While, to the outside world, fashion shows may seem exciting and glamorous, the feeling among those whose job it is to work during fashion week is generally one of dread. For the past week and a half, whenever we've run into industry friends at events, they've bemoaned the fact that fashion month is approaching.
The New York Times' Eric Wilson points out that complaining about fashion week is nothing new. (What!? Fashion editors complaining? We're shocked!) But it's plain as day that fashion week in its current incarnation--with over 350 shows on the calendar plus the ever-expanding media/blogger/street style circus that surrounds them--is verging on becoming unsustainable.
Even Fern Mallis, who helped turn the shows into the media event they are today, agrees. She told Wilson: "Fashion Week needs to be rethought."
And it seems that rethinking should start with fashion week's official home, Lincoln Center. In Wilson's opinion, the move from Bryant Park to Lincoln Center has "been a failure." Not only are residents in the area suing the city to try to get the week-long commercial event booted, but designers have also expressed dissatisfaction. Apparently "many designers who showed there complained that the environment was beginning to resemble an airport terminal or a trade show, with overwhelming crowds and displays of sponsorships. "
“The next show comes in and they’re hauling you away like a wedding caterer,” said Vera Wang.

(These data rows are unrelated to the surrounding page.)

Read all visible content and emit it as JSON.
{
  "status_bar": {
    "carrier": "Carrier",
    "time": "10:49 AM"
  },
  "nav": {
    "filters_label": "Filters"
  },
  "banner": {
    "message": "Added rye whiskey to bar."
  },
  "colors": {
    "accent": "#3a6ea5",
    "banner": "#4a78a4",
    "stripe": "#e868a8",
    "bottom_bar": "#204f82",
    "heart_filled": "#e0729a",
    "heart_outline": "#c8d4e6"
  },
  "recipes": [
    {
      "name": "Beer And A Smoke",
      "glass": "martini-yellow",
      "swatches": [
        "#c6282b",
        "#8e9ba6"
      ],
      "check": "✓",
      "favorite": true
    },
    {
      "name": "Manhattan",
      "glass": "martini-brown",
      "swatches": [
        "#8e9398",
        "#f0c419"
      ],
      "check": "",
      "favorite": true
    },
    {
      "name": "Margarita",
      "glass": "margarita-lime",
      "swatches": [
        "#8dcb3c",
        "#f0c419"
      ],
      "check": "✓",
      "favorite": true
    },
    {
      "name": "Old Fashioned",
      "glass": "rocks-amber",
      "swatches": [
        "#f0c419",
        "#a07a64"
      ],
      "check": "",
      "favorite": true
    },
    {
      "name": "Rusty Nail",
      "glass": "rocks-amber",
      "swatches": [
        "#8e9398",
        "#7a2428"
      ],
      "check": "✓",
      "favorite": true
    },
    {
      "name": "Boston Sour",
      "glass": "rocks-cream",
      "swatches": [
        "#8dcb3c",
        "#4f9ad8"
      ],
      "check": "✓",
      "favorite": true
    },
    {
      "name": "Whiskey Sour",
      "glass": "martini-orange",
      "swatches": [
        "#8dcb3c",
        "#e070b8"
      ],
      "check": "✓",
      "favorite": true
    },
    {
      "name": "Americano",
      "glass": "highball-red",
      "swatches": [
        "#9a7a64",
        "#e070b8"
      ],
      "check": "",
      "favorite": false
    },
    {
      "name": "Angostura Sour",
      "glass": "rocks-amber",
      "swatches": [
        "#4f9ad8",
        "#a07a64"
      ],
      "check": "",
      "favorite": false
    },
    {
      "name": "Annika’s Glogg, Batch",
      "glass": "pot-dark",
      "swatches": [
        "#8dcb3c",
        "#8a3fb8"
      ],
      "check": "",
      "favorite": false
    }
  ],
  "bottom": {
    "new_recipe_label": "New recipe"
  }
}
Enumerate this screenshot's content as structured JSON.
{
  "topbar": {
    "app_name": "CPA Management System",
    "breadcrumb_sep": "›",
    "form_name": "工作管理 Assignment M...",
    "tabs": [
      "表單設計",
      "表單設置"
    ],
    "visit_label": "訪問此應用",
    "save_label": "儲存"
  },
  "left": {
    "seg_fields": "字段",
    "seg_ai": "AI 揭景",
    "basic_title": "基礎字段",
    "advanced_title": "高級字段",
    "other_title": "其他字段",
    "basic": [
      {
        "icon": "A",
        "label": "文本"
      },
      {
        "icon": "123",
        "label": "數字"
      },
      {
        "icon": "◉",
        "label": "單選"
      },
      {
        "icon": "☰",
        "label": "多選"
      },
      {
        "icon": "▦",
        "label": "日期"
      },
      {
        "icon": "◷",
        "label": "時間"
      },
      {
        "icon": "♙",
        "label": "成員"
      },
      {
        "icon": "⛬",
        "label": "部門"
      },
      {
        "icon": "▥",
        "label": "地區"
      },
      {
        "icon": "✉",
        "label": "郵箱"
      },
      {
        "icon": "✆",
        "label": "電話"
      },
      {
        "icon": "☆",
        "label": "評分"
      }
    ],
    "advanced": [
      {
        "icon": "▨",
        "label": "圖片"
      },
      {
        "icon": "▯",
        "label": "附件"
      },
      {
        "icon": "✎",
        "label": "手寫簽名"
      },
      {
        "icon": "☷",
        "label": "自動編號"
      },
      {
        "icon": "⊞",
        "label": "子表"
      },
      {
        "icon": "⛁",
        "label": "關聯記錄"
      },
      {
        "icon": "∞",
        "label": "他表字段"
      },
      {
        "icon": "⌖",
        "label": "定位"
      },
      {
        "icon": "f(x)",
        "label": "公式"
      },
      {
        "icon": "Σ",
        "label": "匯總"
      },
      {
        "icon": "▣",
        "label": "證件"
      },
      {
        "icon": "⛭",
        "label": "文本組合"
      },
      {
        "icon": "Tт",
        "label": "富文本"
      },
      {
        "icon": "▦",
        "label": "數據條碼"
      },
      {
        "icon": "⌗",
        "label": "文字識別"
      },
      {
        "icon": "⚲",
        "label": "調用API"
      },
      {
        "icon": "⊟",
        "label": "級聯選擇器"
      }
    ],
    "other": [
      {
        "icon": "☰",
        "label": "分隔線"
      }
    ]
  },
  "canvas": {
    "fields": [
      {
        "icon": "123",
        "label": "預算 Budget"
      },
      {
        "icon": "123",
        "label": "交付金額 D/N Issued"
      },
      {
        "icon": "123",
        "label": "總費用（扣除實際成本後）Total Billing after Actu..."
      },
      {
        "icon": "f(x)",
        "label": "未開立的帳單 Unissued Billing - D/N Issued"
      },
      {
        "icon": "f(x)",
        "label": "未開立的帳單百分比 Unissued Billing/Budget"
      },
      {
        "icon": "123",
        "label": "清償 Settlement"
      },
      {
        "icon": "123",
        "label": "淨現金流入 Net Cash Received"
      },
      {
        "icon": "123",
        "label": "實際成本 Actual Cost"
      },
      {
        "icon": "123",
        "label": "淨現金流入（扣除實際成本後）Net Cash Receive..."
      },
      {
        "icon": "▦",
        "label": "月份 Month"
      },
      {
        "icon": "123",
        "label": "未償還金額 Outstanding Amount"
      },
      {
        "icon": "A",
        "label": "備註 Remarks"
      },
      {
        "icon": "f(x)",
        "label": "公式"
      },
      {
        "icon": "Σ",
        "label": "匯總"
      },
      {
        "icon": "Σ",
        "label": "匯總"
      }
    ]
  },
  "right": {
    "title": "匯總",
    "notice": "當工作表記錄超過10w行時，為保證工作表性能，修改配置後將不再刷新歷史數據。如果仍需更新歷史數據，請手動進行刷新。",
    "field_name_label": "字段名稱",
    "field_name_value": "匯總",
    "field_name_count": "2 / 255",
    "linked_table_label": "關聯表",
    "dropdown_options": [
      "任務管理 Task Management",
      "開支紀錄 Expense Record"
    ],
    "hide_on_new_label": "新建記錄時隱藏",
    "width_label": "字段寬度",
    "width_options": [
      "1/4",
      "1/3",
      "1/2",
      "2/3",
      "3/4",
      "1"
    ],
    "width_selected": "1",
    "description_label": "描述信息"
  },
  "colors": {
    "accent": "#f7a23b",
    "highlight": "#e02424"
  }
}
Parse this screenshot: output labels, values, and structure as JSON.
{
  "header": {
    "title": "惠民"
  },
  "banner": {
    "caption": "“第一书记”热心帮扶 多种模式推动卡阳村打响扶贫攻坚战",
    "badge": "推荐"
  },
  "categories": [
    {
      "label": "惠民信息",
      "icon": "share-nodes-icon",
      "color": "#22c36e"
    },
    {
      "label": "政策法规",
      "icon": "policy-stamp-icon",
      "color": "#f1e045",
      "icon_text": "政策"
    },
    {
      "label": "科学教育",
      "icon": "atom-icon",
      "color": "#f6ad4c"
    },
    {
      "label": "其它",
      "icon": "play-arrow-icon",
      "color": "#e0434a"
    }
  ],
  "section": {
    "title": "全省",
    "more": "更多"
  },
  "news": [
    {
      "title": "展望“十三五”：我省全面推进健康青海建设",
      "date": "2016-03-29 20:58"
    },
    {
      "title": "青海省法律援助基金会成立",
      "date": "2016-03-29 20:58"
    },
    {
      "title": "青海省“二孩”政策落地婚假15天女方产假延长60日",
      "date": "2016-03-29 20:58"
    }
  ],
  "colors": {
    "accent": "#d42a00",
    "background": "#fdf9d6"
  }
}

And then, of course, there's the explosion of street style peacocks and the paparazzi that trail them. Garance Doré recently predicted that the street style situation, which right now is already pretty bonkers, is only going to get worse.
“The thing that’s going to happen is Festival de Cannes,” Doré said. “There’ll be barriers to keep the photographers back and branding boards. It’s already on the way.”
This is precisely the reason why, last week, Oscar de la Renta announced he'd be drastically scaling back his show guest list.
“When you do megashows, it loses the reason of why we’re showing,” he said. “It’s important for [certain industry professionals] to look at the clothes and see them. They shouldn’t have to go through 30,000 people, and 10,000 who are trying to take pictures of all of those people who are totally unrelated to the clothes.”
More than all these logistical issues, though, is the fact that many industry vets question whether, in the age of near-instantaneous runway images and livestreams, fashion week even makes sense anymore.
Now, consumers get to see the collections at precisely the same time editors do; they can decide for themselves what is "in" and what is "out", they don't need a magazine to tell them. This has drastically changed the way consumers shop. They're getting tired of falling in love with clothes on the runway only to wait six months to actually buy them. This is the ethos behind the "buy now, wear now” sales plan of Tamara Mellon's new namesake line. Her approach has been commended by the media--though it's true, it presents a unique challenge to department stores and boutiques, who are beholden to the wholesale cycle.
So what will become of fashion week as we know it? The truth is, it probably isn't going anywhere for the next few years. It's too entrenched. But what we could see happening, gradually over time, is that more and more designers will scale back their shows, or perhaps opt for presentations. They'll invite only those who strictly need to be there (see: buyers, important editors) and will release the images online to the public. We hope change comes sooner rather than later.